While the Fed has been peddling the narrative that the lift in US inflation is transitory, the risk is higher US inflation persists longer than expected, because it is driven by supply disruptions, and firmer post-lockdown aggregate demand, says chief macro strategist at PinPoint Macro Analytics, Richard Grace.
Under these economic conditions, the bond market will continue to adjust higher, as will the USD, in anticipation the Fed will lift interest rates sooner than current market pricing of mid to late 2022. Gold prices will remain well-supported, until there is either a notable rise in US yields (generating a fall in real US bond yields), or a significant appreciation of the USD. Market participants need to be assured that inflation is under-control before the gold price trends lower, says Grace.
Higher inflation drives bond yields higher
US CPI inflation rose 0.9% (MoM) significantly more than expected in October, driven by a broad-base of factors. The annual rate of inflation lifted from 5.4% in September to 6.2% in October, to an almost 30 year high. The biggest contributors to inflation in the month were energy, food, shelter, and used vehicles (transport). Core inflation (ex food and energy) also rose more than expected, lifting the annual rate to 4.6%. Supply constraints and the recent lift in US producer prices (PPI wholesale inflation) has been signalling the risk of higher than expected CPI inflation for some time.
The impact of higher-than-expected US inflation drove a lift in US bond yields. Yields lifted right across the curve. Notably, those yields most-sensitive to rising inflation pressures at the long end of the curve, lifted the most, with the 10-year up a large 13bps on the day, to 1.56%. The US 30-year bond yield also rose, partly driven by poor demand in the day’s 30 year treasury auction.
Higher bond yields drive the USD higher
The lift in US bond yields, drove the USD higher. With the USD quite sensitive to higher US bond yields (see charts below). CFTC non-commercial (speculative) positions on the Chicago Mercantile Exchange (CME) have been signalling for quite some time that market participants are anticipating a higher USD. The increase in accumulated long USD positions since mid 2021, has been driven by market participants’ concerns that higher US inflation would generate higher US bond yields and result in a firmer USD.

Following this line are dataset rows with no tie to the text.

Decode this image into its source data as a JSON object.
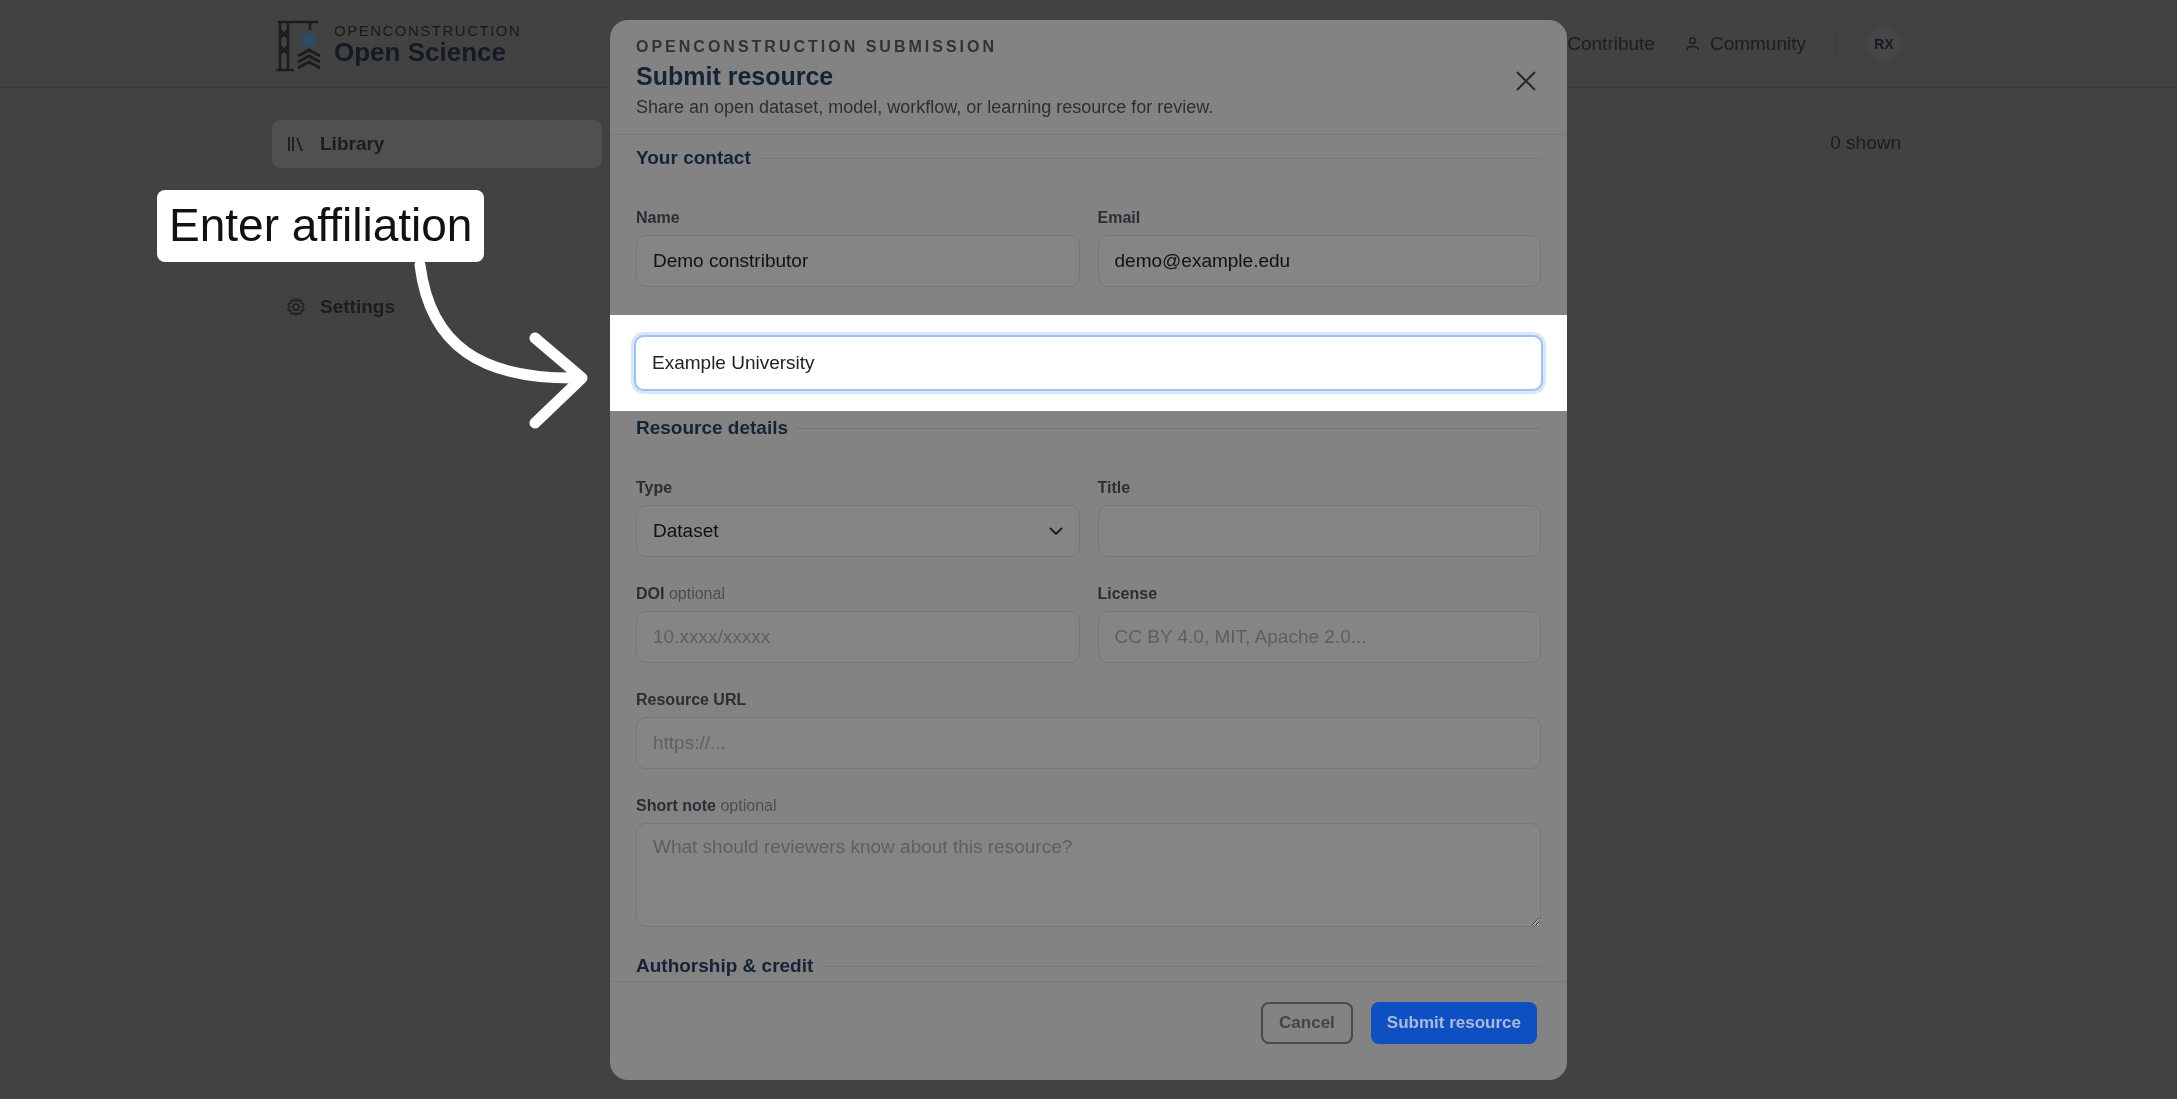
{
  "header": {
    "brand_top": "OPENCONSTRUCTION",
    "brand": "Open Science",
    "nav": [
      {
        "label": "Contribute",
        "kind": "plain"
      },
      {
        "label": "Community",
        "kind": "person"
      }
    ],
    "avatar": "RX"
  },
  "sidebar": {
    "items": [
      {
        "label": "Library",
        "selected": true
      },
      {
        "label": "Settings",
        "selected": false
      }
    ]
  },
  "main": {
    "count": "0 shown"
  },
  "dialog": {
    "eyebrow": "OPENCONSTRUCTION SUBMISSION",
    "title": "Submit resource",
    "subtitle": "Share an open dataset, model, workflow, or learning resource for review.",
    "sections": [
      {
        "heading": "Your contact",
        "rows": [
          [
            {
              "label": "Name",
              "kind": "text",
              "value": "Demo constributor",
              "focused": false
            },
            {
              "label": "Email",
              "kind": "text",
              "value": "demo@example.edu",
              "focused": false
            }
          ],
          [
            {
              "kind": "text",
              "value": "Example University",
              "focused": true
            }
          ]
        ]
      },
      {
        "heading": "Resource details",
        "rows": [
          [
            {
              "label": "Type",
              "kind": "select",
              "value": "Dataset",
              "focused": false
            },
            {
              "label": "Title",
              "kind": "text",
              "focused": false
            }
          ],
          [
            {
              "label": "DOI",
              "hint": "optional",
              "kind": "text",
              "placeholder": "10.xxxx/xxxxx",
              "focused": false
            },
            {
              "label": "License",
              "kind": "text",
              "placeholder": "CC BY 4.0, MIT, Apache 2.0...",
              "focused": false
            }
          ],
          [
            {
              "label": "Resource URL",
              "kind": "text",
              "placeholder": "https://...",
              "focused": false
            }
          ],
          [
            {
              "label": "Short note",
              "hint": "optional",
              "kind": "textarea",
              "placeholder": "What should reviewers know about this resource?",
              "focused": false
            }
          ]
        ]
      },
      {
        "heading": "Authorship & credit"
      }
    ],
    "buttons": [
      {
        "label": "Cancel",
        "kind": "secondary"
      },
      {
        "label": "Submit resource",
        "kind": "primary"
      }
    ]
  },
  "callout": {
    "text": "Enter affiliation"
  }
}
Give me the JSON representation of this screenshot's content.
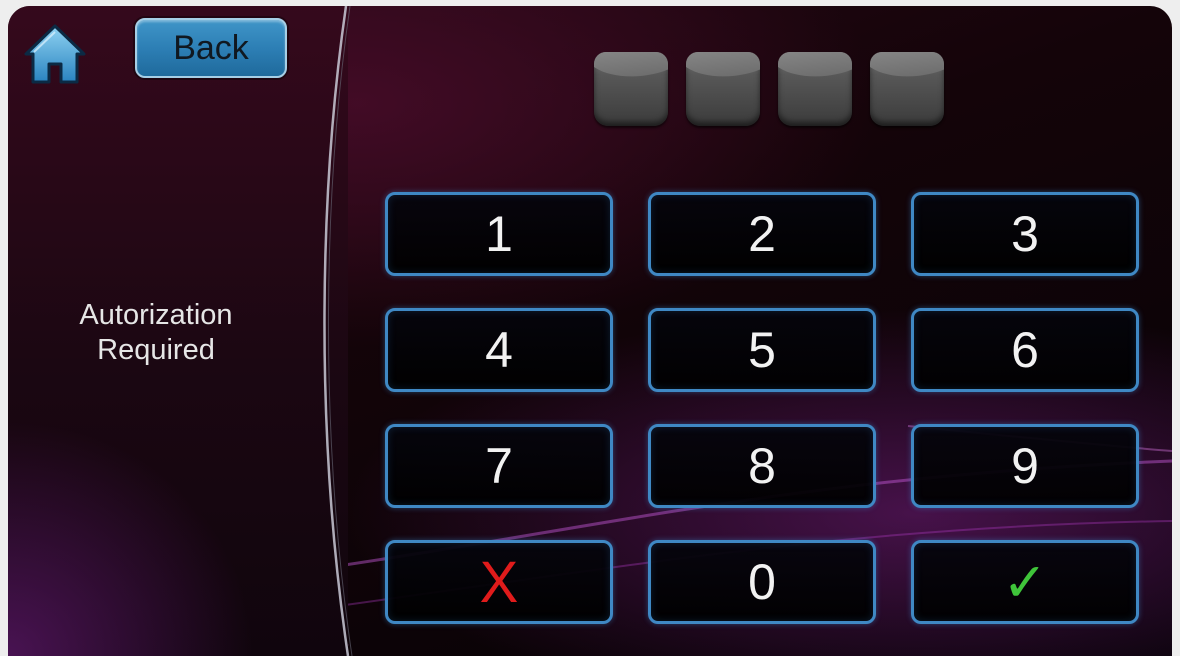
{
  "header": {
    "home_icon": "home-icon",
    "back_label": "Back"
  },
  "prompt": {
    "line1": "Autorization",
    "line2": "Required"
  },
  "pin": {
    "length": 4,
    "entered": 0
  },
  "keypad": {
    "keys": [
      {
        "label": "1"
      },
      {
        "label": "2"
      },
      {
        "label": "3"
      },
      {
        "label": "4"
      },
      {
        "label": "5"
      },
      {
        "label": "6"
      },
      {
        "label": "7"
      },
      {
        "label": "8"
      },
      {
        "label": "9"
      },
      {
        "label": "X",
        "icon": "cancel-icon"
      },
      {
        "label": "0"
      },
      {
        "label": "✓",
        "icon": "checkmark-icon"
      }
    ]
  },
  "colors": {
    "key_border": "#3f88c4",
    "back_button": "#2d7fb5",
    "cancel": "#e01b1b",
    "confirm": "#3fc43a"
  }
}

Gold prices sensitive to higher US inflation, lower US bond yields
The risk (and outcome) of higher US inflation has lifted the demand for gold. Gold is perceived to be a traditional inflation hedge. Gold prices tend to rise when US inflation lifts, and when US inflation lifts enough to lower real (inflation-adjusted) bond yields (see charts below).
Gold prices therefore have an inverse relationship to US real bond yields. In other words, as real US yields go down, the USD gold price goes up. While a firmer USD can at times dampen the gold price, when the catalyst in the market is significantly higher than expected inflation, and a large jump in bond yields, gold prices will react more to that and lift, than they will to a slight firming in the USD.